Raising “one voice” to carry their issues forward and impact change in the society is the passion for a newly formed group, calling itself the National Young Women for Change.
Initiated by the Ni-Vanuatu activist, also the Coordinator for Vanuatu Education Policy Advocacy Coalition (VEPAC), Anne Pakoa, the group aims to raise awareness on social issues affecting the welfare of young women, such as illiteracy, lack of employment, teenage pregnancy, lack of democratic rights, and not having a voice in decision making starting from the homes to as far as political participation within the provincial and national level.
Bearing the responsibility as an “agent of change”, this newly established group will also look at “how young women can participate actively and efficiently on economic development in Vanuatu”.
Explaining why she felt the urge to form this new group, Ms. Pakoa who has attended the Asia Pacific Feminists Forum, said, “We have come to a time where we need to get young women together to raise their issues and be able to put them together in a big basket and they themselves will identify solutions to the problems they are facing and make resolutions to what changes they wish to see in the future”.
She said mostly women are blamed when problems arise, and gave few examples which include abortions, rape cases, marriage problems, and even cases where women sell themselves in exchange of money.
Speaking during the first session of the group’s gathering, the woman activist reminded the women who were present to know that they are “beautiful and strong” no matter what other people might say or think about them.

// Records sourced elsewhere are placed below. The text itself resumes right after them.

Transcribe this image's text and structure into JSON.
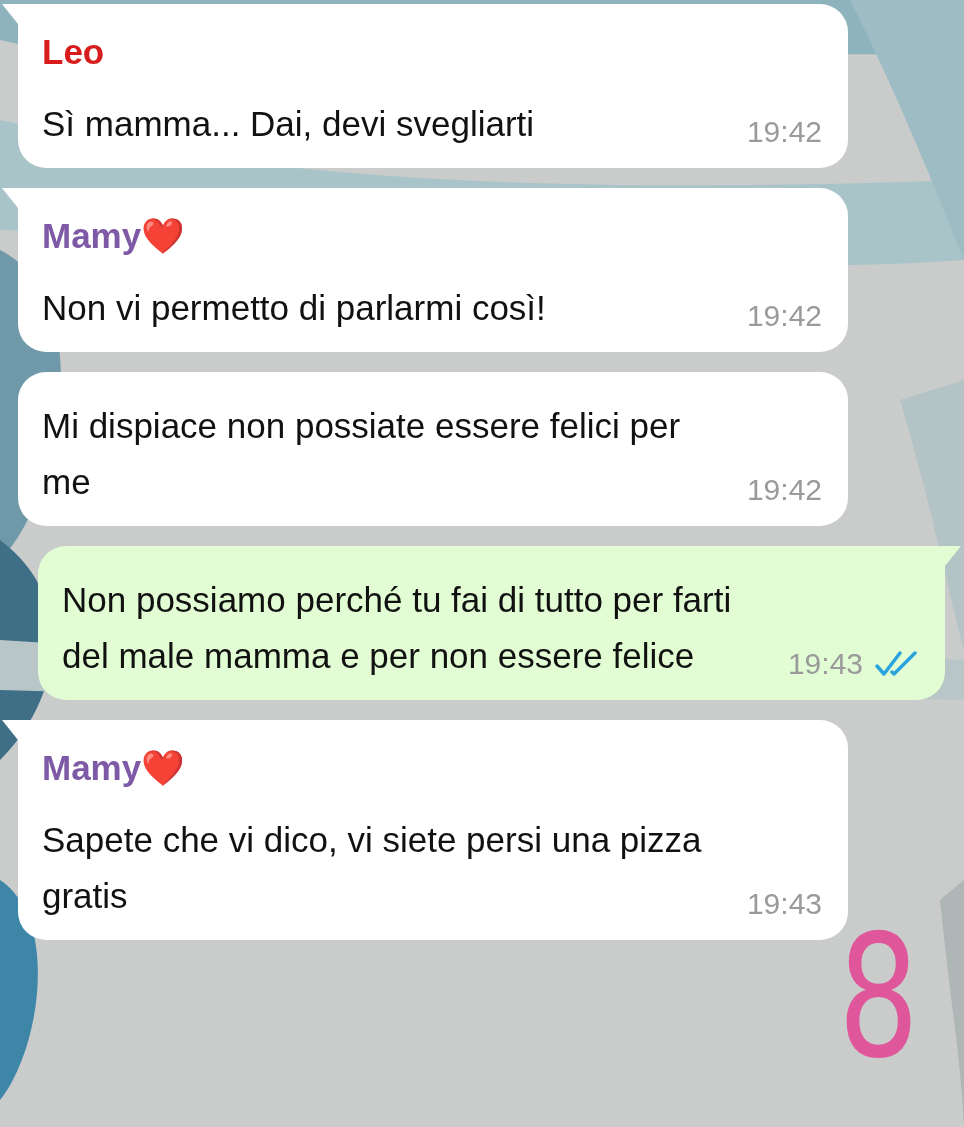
{
  "messages": [
    {
      "kind": "incoming",
      "tail": true,
      "sender": "Leo",
      "color": "#d81b1b",
      "text": "Sì mamma... Dai, devi svegliarti",
      "time": "19:42"
    },
    {
      "kind": "incoming",
      "tail": true,
      "sender": "Mamy❤️",
      "color": "#7e5aa6",
      "text": "Non vi permetto di parlarmi così!",
      "time": "19:42"
    },
    {
      "kind": "incoming",
      "tail": false,
      "text": "Mi dispiace non possiate essere felici per me",
      "time": "19:42"
    },
    {
      "kind": "outgoing",
      "tail": true,
      "text": "Non possiamo perché tu fai di tutto per farti del male mamma e per non essere felice",
      "time": "19:43",
      "read": true
    },
    {
      "kind": "incoming",
      "tail": true,
      "sender": "Mamy❤️",
      "color": "#7e5aa6",
      "text": "Sapete che vi dico, vi siete persi una pizza gratis",
      "time": "19:43"
    }
  ],
  "annotation": {
    "text": "8",
    "color": "#e0569a"
  }
}
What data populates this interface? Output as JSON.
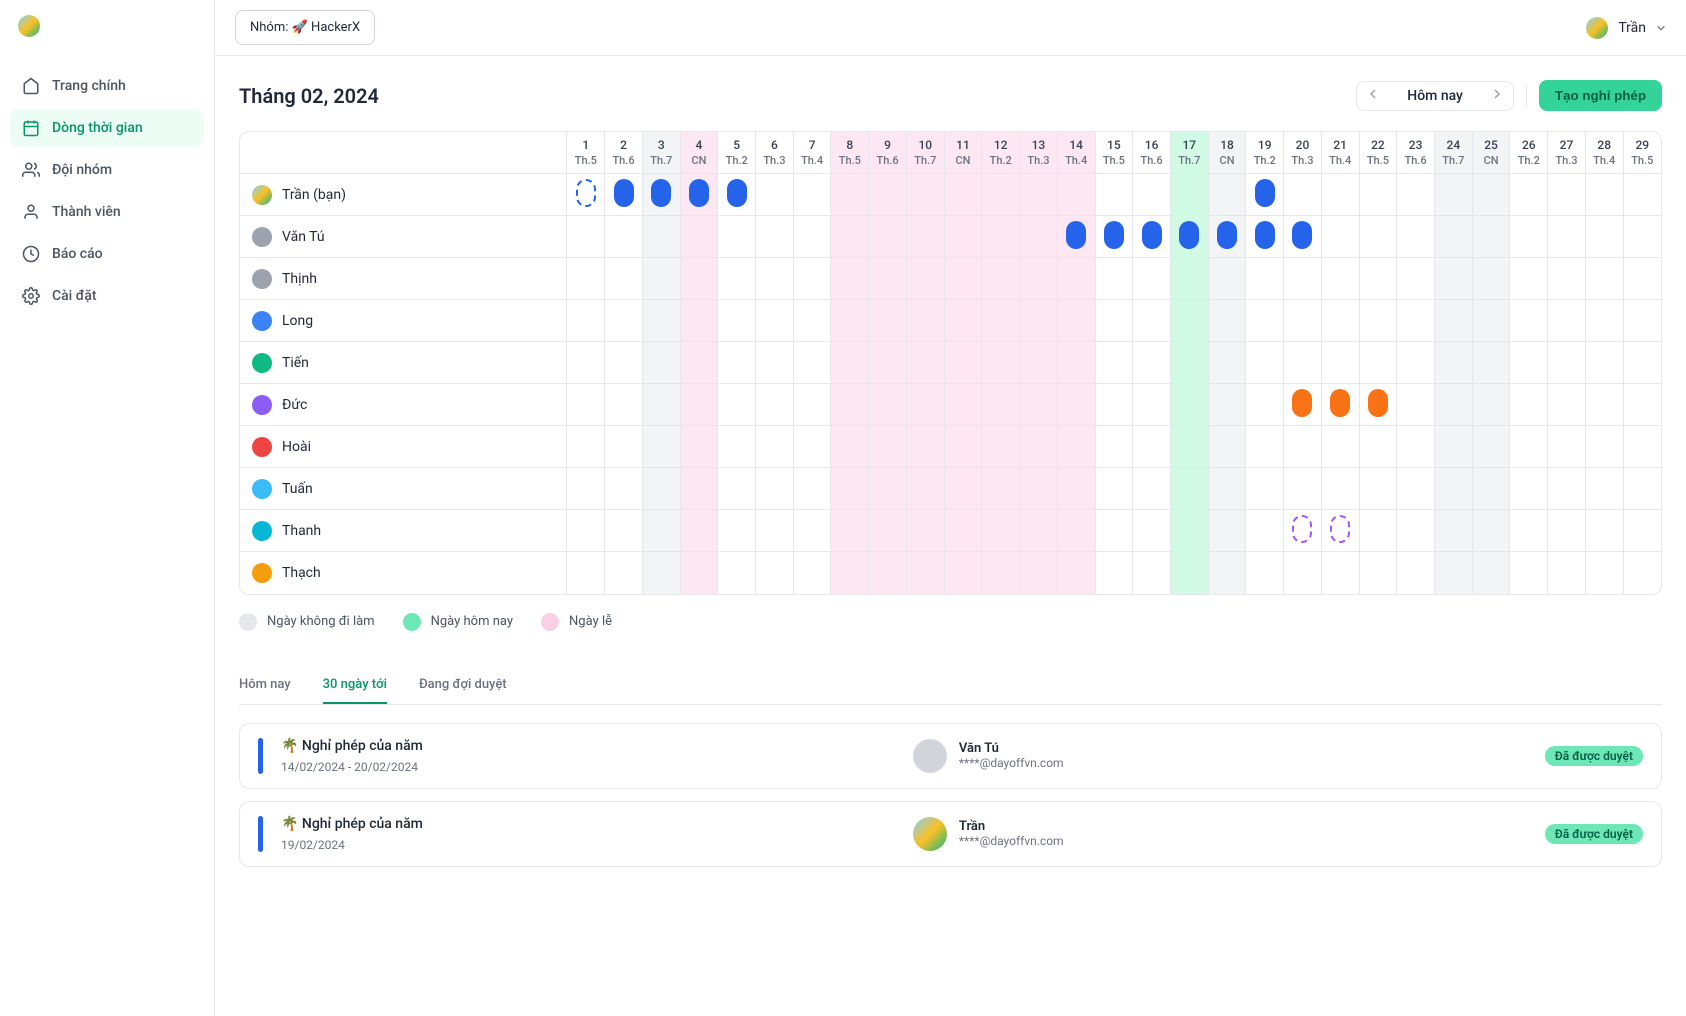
{
  "header": {
    "group_prefix": "Nhóm:",
    "group_name": "🚀 HackerX",
    "user_name": "Trần"
  },
  "sidebar": {
    "items": [
      {
        "label": "Trang chính",
        "icon": "home"
      },
      {
        "label": "Dòng thời gian",
        "icon": "calendar",
        "active": true
      },
      {
        "label": "Đội nhóm",
        "icon": "users"
      },
      {
        "label": "Thành viên",
        "icon": "user"
      },
      {
        "label": "Báo cáo",
        "icon": "clock"
      },
      {
        "label": "Cài đặt",
        "icon": "gear"
      }
    ]
  },
  "timeline": {
    "title": "Tháng 02, 2024",
    "today_label": "Hôm nay",
    "create_label": "Tạo nghỉ phép",
    "days": [
      {
        "n": "1",
        "wd": "Th.5"
      },
      {
        "n": "2",
        "wd": "Th.6"
      },
      {
        "n": "3",
        "wd": "Th.7",
        "noday": true
      },
      {
        "n": "4",
        "wd": "CN",
        "holiday": true
      },
      {
        "n": "5",
        "wd": "Th.2"
      },
      {
        "n": "6",
        "wd": "Th.3"
      },
      {
        "n": "7",
        "wd": "Th.4"
      },
      {
        "n": "8",
        "wd": "Th.5",
        "holiday": true
      },
      {
        "n": "9",
        "wd": "Th.6",
        "holiday": true
      },
      {
        "n": "10",
        "wd": "Th.7",
        "holiday": true
      },
      {
        "n": "11",
        "wd": "CN",
        "holiday": true
      },
      {
        "n": "12",
        "wd": "Th.2",
        "holiday": true
      },
      {
        "n": "13",
        "wd": "Th.3",
        "holiday": true
      },
      {
        "n": "14",
        "wd": "Th.4",
        "holiday": true
      },
      {
        "n": "15",
        "wd": "Th.5"
      },
      {
        "n": "16",
        "wd": "Th.6"
      },
      {
        "n": "17",
        "wd": "Th.7",
        "today": true
      },
      {
        "n": "18",
        "wd": "CN",
        "noday": true
      },
      {
        "n": "19",
        "wd": "Th.2"
      },
      {
        "n": "20",
        "wd": "Th.3"
      },
      {
        "n": "21",
        "wd": "Th.4"
      },
      {
        "n": "22",
        "wd": "Th.5"
      },
      {
        "n": "23",
        "wd": "Th.6"
      },
      {
        "n": "24",
        "wd": "Th.7",
        "noday": true
      },
      {
        "n": "25",
        "wd": "CN",
        "noday": true
      },
      {
        "n": "26",
        "wd": "Th.2"
      },
      {
        "n": "27",
        "wd": "Th.3"
      },
      {
        "n": "28",
        "wd": "Th.4"
      },
      {
        "n": "29",
        "wd": "Th.5"
      }
    ],
    "people": [
      {
        "name": "Trần (bạn)",
        "avatar_bg": "gradient",
        "marks": {
          "1": "dashed-blue",
          "2": "blue",
          "3": "blue",
          "4": "blue",
          "5": "blue",
          "19": "blue"
        }
      },
      {
        "name": "Văn Tú",
        "avatar_bg": "#9ca3af",
        "marks": {
          "14": "blue",
          "15": "blue",
          "16": "blue",
          "17": "blue",
          "18": "blue",
          "19": "blue",
          "20": "blue"
        }
      },
      {
        "name": "Thịnh",
        "avatar_bg": "#9ca3af",
        "marks": {}
      },
      {
        "name": "Long",
        "avatar_bg": "#3b82f6",
        "marks": {}
      },
      {
        "name": "Tiến",
        "avatar_bg": "#10b981",
        "marks": {}
      },
      {
        "name": "Đức",
        "avatar_bg": "#8b5cf6",
        "marks": {
          "20": "orange",
          "21": "orange",
          "22": "orange"
        }
      },
      {
        "name": "Hoài",
        "avatar_bg": "#ef4444",
        "marks": {}
      },
      {
        "name": "Tuấn",
        "avatar_bg": "#38bdf8",
        "marks": {}
      },
      {
        "name": "Thanh",
        "avatar_bg": "#06b6d4",
        "marks": {
          "20": "dashed-purple",
          "21": "dashed-purple"
        }
      },
      {
        "name": "Thạch",
        "avatar_bg": "#f59e0b",
        "marks": {}
      }
    ],
    "legend": [
      {
        "label": "Ngày không đi làm",
        "color": "#e5e7eb"
      },
      {
        "label": "Ngày hôm nay",
        "color": "#6ee7b7"
      },
      {
        "label": "Ngày lễ",
        "color": "#fbcfe8"
      }
    ]
  },
  "tabs": [
    {
      "label": "Hôm nay"
    },
    {
      "label": "30 ngày tới",
      "active": true
    },
    {
      "label": "Đang đợi duyệt"
    }
  ],
  "requests": [
    {
      "title": "🌴 Nghỉ phép của năm",
      "date": "14/02/2024 - 20/02/2024",
      "user_name": "Văn Tú",
      "user_email": "****@dayoffvn.com",
      "status": "Đã được duyệt",
      "avatar_bg": "#d1d5db"
    },
    {
      "title": "🌴 Nghỉ phép của năm",
      "date": "19/02/2024",
      "user_name": "Trần",
      "user_email": "****@dayoffvn.com",
      "status": "Đã được duyệt",
      "avatar_bg": "gradient"
    }
  ]
}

She emphasised on the aspect of self-respect. “Lacking respect within you may create corruptive thoughts and acts.
“Women tend to react negatively whenever they are faced with life’s problems, and then they say that they are comfortable with whatever mode of solution which they tapped into”.
Ms. Pakoa gave an example happening in Vila today where young women would do anything, believing its part of their comfort, and “they don’t even care when they are called kava-faced”.
“You need to maintain your dignity”, were her words of encouragement which echoed within the room.
Ms. Pakoa is making a call to women who can also act as mentors for the young women on a voluntary basis. “This mentorship is not a full time responsibility. You will be asked to speak and coach from time to time to ensure that this group starts off well and once stable, we can stand back and watch them grow”.
Any young women in Vanuatu between the age group from 16-35 years old are encouraged to join the group, share experience and challenges they are facing and contribute to finding ways to address them and be an agent of change in the society they represent.
The meeting ended with the election of the eight executive members to the new group. The Chairlady of the Vanuatu Young WOmen for Change is Miltus Maliu, a female Police officer.